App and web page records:
____

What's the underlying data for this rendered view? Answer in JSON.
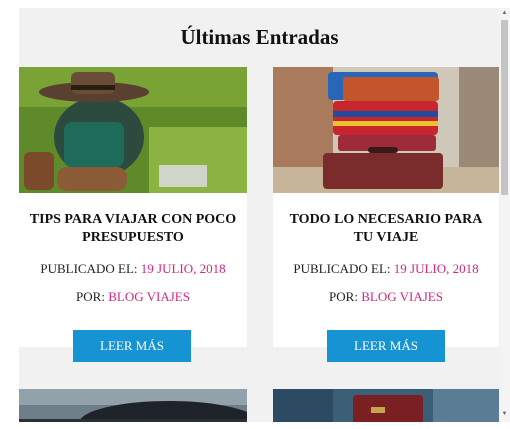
{
  "section": {
    "title": "Últimas Entradas"
  },
  "posts": [
    {
      "title": "TIPS PARA VIAJAR CON POCO PRESUPUESTO",
      "published_label": "PUBLICADO EL:",
      "date": "19 JULIO, 2018",
      "author_label": "POR:",
      "author": "BLOG VIAJES",
      "button_label": "LEER MÁS",
      "image": "hat-backpack-boots-on-grass"
    },
    {
      "title": "TODO LO NECESARIO PARA TU VIAJE",
      "published_label": "PUBLICADO EL:",
      "date": "19 JULIO, 2018",
      "author_label": "POR:",
      "author": "BLOG VIAJES",
      "button_label": "LEER MÁS",
      "image": "stacked-vintage-suitcases"
    }
  ],
  "next_row_images": [
    "sky-landscape",
    "passport-in-pocket"
  ],
  "colors": {
    "accent": "#d6267e",
    "button": "#1593d3",
    "background": "#f1f1f1"
  }
}
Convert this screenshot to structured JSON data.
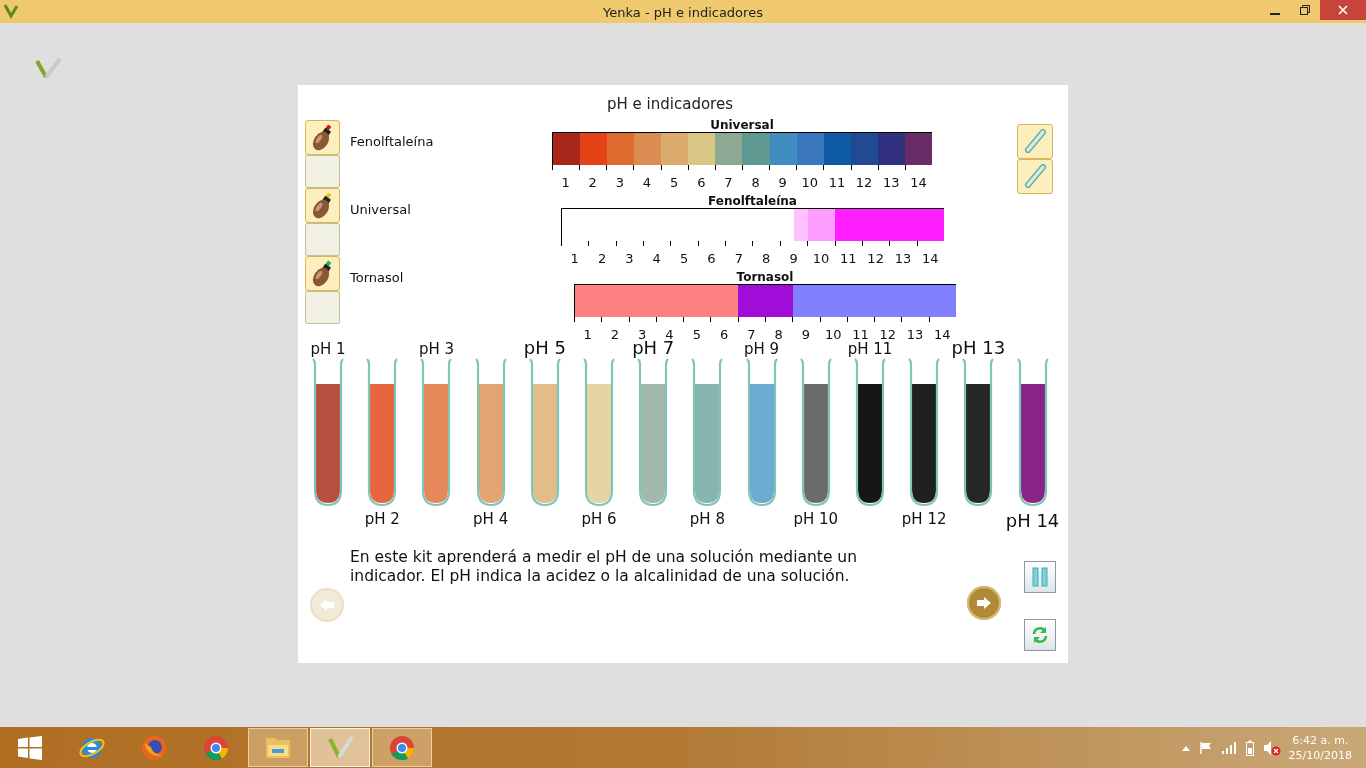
{
  "window": {
    "title": "Yenka - pH e indicadores"
  },
  "activity": {
    "title": "pH e indicadores",
    "indicators": [
      {
        "name": "Fenolftaleína",
        "color": "#d01818"
      },
      {
        "name": "Universal",
        "color": "#f0c020"
      },
      {
        "name": "Tornasol",
        "color": "#30b040"
      }
    ],
    "scales": [
      {
        "title": "Universal",
        "labels": [
          "1",
          "2",
          "3",
          "4",
          "5",
          "6",
          "7",
          "8",
          "9",
          "10",
          "11",
          "12",
          "13",
          "14"
        ],
        "bands": [
          {
            "color": "#a8261a"
          },
          {
            "color": "#e34317"
          },
          {
            "color": "#de6b30"
          },
          {
            "color": "#db8c51"
          },
          {
            "color": "#dbab6e"
          },
          {
            "color": "#d9c885"
          },
          {
            "color": "#8da893"
          },
          {
            "color": "#5f9991"
          },
          {
            "color": "#3f8ebf"
          },
          {
            "color": "#3a77bf"
          },
          {
            "color": "#0e5aa6"
          },
          {
            "color": "#214a94"
          },
          {
            "color": "#302f80"
          },
          {
            "color": "#6a2c66"
          }
        ]
      },
      {
        "title": "Fenolftaleína",
        "labels": [
          "1",
          "2",
          "3",
          "4",
          "5",
          "6",
          "7",
          "8",
          "9",
          "10",
          "11",
          "12",
          "13",
          "14"
        ],
        "bands": [
          {
            "color": "#ffffff"
          },
          {
            "color": "#ffffff"
          },
          {
            "color": "#ffffff"
          },
          {
            "color": "#ffffff"
          },
          {
            "color": "#ffffff"
          },
          {
            "color": "#ffffff"
          },
          {
            "color": "#ffffff"
          },
          {
            "color": "#ffffff"
          },
          {
            "color": "#ffffff"
          },
          {
            "color": "#ffffff"
          },
          {
            "color": "#ffffff"
          },
          {
            "color": "#ffffff"
          },
          {
            "color": "#ffffff"
          },
          {
            "color": "#ffffff"
          },
          {
            "color": "#ffffff"
          },
          {
            "color": "#ffffff"
          },
          {
            "color": "#ffffff"
          },
          {
            "color": "#ffc2ff"
          },
          {
            "color": "#ff9cff"
          },
          {
            "color": "#ff9cff"
          },
          {
            "color": "#ff1fff"
          },
          {
            "color": "#ff1fff"
          },
          {
            "color": "#ff1fff"
          },
          {
            "color": "#ff1fff"
          },
          {
            "color": "#ff1fff"
          },
          {
            "color": "#ff1fff"
          },
          {
            "color": "#ff1fff"
          },
          {
            "color": "#ff1fff"
          }
        ]
      },
      {
        "title": "Tornasol",
        "labels": [
          "1",
          "2",
          "3",
          "4",
          "5",
          "6",
          "7",
          "8",
          "9",
          "10",
          "11",
          "12",
          "13",
          "14"
        ],
        "bands": [
          {
            "color": "#ff8080"
          },
          {
            "color": "#ff8080"
          },
          {
            "color": "#ff8080"
          },
          {
            "color": "#ff8080"
          },
          {
            "color": "#ff8080"
          },
          {
            "color": "#ff8080"
          },
          {
            "color": "#ff8080"
          },
          {
            "color": "#ff8080"
          },
          {
            "color": "#ff8080"
          },
          {
            "color": "#ff8080"
          },
          {
            "color": "#ff8080"
          },
          {
            "color": "#ff8080"
          },
          {
            "color": "#a00cd8"
          },
          {
            "color": "#a00cd8"
          },
          {
            "color": "#a00cd8"
          },
          {
            "color": "#a00cd8"
          },
          {
            "color": "#8080ff"
          },
          {
            "color": "#8080ff"
          },
          {
            "color": "#8080ff"
          },
          {
            "color": "#8080ff"
          },
          {
            "color": "#8080ff"
          },
          {
            "color": "#8080ff"
          },
          {
            "color": "#8080ff"
          },
          {
            "color": "#8080ff"
          },
          {
            "color": "#8080ff"
          },
          {
            "color": "#8080ff"
          },
          {
            "color": "#8080ff"
          },
          {
            "color": "#8080ff"
          }
        ]
      }
    ],
    "tubes": [
      {
        "label": "pH 1",
        "emphasis": false,
        "color": "#b85040"
      },
      {
        "label": "pH 2",
        "emphasis": false,
        "color": "#e86540"
      },
      {
        "label": "pH 3",
        "emphasis": false,
        "color": "#e6895a"
      },
      {
        "label": "pH 4",
        "emphasis": false,
        "color": "#e2a470"
      },
      {
        "label": "pH 5",
        "emphasis": true,
        "color": "#e2bd8a"
      },
      {
        "label": "pH 6",
        "emphasis": false,
        "color": "#e4d5a2"
      },
      {
        "label": "pH 7",
        "emphasis": true,
        "color": "#a2b8aa"
      },
      {
        "label": "pH 8",
        "emphasis": false,
        "color": "#88b4b0"
      },
      {
        "label": "pH 9",
        "emphasis": false,
        "color": "#6eabd0"
      },
      {
        "label": "pH 10",
        "emphasis": false,
        "color": "#6b6b6b"
      },
      {
        "label": "pH 11",
        "emphasis": false,
        "color": "#161616"
      },
      {
        "label": "pH 12",
        "emphasis": false,
        "color": "#202020"
      },
      {
        "label": "pH 13",
        "emphasis": true,
        "color": "#272727"
      },
      {
        "label": "pH 14",
        "emphasis": true,
        "color": "#8a2487"
      }
    ],
    "description": "En este kit aprenderá a medir el pH de una solución mediante un indicador. El pH indica la acidez o la alcalinidad de una solución.",
    "previous": {
      "disabled": true
    },
    "next": {
      "disabled": false
    }
  },
  "taskbar": {
    "apps": [
      {
        "kind": "ie",
        "active": false
      },
      {
        "kind": "firefox",
        "active": false
      },
      {
        "kind": "chrome",
        "active": false
      },
      {
        "kind": "folder",
        "active": false,
        "pinned_open": true
      },
      {
        "kind": "yenka",
        "active": true
      },
      {
        "kind": "chrome",
        "active": false,
        "pinned_open": true
      }
    ],
    "time": "6:42 a. m.",
    "date": "25/10/2018"
  }
}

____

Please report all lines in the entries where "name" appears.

        "name": "Fenolftaleína",
        "name": "Universal",
        "name": "Tornasol",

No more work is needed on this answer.